Fancy interfaces still aren’t enough

December 15, 2008

With all the fancy new touch-interfaces being introduced these days, I’ve noticed that many still require users to understand the system the interface is running in. In other words, while touch interfaces are billed as more “human” and “organic,” the user must still learn how to use them. To me, that’s not organic enough. Existing Personal Computer interfaces are why I felt I had to write The Ultimate PC Primer. A new “touch” interface that requires explanation and training, especially those that are simply touch interfaces to traditional software menus, don’t provide much improvement. An intuitive and organic interface is one that allows the human to be human, not to have to understand how to interact like a machine.

Think about an MP3 player. It doesn’t matter how neat the menu system is. That’s not the point of the device. I don’t want an MP3 player with nifty menus; I just want to listen to music. Read the rest of this entry »

Self-Perpetuating Technology Dependency — the “black hole” effect of technology adoption

October 26, 2008

When my wife and I were expecting our first child, we attended childbirth classes together, and the instructor mentioned one tidbit of knowledge that piqued my curiosity:

The more medical intervention you have, the more at risk you are for requiring additional medical intervention.

In other words, it’s a snowball effect. The more you have, the more of the same it takes to manage it, which only requires more yet.

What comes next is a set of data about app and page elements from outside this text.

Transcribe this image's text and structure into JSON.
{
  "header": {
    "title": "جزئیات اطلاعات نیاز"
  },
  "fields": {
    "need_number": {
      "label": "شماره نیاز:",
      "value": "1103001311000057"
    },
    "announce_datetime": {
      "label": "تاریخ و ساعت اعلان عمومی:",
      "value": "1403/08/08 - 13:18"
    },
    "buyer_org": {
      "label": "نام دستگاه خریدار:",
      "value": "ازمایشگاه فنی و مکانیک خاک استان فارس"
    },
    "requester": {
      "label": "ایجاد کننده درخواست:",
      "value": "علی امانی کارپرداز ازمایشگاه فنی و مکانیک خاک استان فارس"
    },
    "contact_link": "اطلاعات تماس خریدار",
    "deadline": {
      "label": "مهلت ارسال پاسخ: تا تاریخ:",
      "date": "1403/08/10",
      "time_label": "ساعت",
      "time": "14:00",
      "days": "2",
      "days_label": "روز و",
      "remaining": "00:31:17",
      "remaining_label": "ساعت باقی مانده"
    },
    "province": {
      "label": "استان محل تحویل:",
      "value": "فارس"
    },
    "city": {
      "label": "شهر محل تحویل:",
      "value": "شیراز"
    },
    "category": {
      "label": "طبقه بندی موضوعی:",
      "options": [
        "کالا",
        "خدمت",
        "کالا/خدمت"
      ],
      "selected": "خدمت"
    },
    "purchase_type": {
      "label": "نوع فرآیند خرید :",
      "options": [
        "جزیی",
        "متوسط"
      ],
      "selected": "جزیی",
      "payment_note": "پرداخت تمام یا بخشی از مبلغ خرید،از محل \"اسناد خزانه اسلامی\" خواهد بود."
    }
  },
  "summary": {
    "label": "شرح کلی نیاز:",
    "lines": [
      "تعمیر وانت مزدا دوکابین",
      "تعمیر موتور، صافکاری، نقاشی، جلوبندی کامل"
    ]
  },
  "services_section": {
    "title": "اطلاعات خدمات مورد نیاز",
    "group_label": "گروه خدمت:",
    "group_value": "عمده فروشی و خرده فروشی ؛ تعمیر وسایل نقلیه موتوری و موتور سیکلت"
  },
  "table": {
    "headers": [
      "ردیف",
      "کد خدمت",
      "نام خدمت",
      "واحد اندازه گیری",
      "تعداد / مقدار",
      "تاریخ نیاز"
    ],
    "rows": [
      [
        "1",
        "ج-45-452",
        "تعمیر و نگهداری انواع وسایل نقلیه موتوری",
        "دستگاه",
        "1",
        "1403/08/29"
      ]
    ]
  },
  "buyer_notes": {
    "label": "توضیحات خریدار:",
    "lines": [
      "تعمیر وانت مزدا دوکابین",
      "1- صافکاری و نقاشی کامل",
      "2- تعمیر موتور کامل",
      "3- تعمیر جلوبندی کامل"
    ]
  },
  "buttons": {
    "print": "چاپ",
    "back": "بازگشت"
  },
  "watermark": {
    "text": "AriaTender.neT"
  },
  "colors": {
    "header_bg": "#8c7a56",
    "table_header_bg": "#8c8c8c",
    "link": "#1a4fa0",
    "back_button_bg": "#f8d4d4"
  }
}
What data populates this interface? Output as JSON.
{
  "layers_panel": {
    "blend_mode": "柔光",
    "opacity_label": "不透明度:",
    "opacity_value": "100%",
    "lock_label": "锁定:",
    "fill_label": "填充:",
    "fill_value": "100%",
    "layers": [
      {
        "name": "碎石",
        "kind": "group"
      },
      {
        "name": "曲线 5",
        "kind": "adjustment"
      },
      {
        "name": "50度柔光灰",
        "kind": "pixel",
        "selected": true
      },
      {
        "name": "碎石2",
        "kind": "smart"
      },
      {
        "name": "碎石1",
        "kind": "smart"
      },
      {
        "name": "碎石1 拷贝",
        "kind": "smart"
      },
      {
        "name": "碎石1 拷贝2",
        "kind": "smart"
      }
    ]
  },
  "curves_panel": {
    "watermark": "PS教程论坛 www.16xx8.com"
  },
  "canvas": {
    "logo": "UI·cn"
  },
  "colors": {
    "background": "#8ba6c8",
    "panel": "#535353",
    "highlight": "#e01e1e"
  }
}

Many years (and children) later, I still think about that and wonder, “Do we also find this concept at play when it comes to technology?” Read the rest of this entry »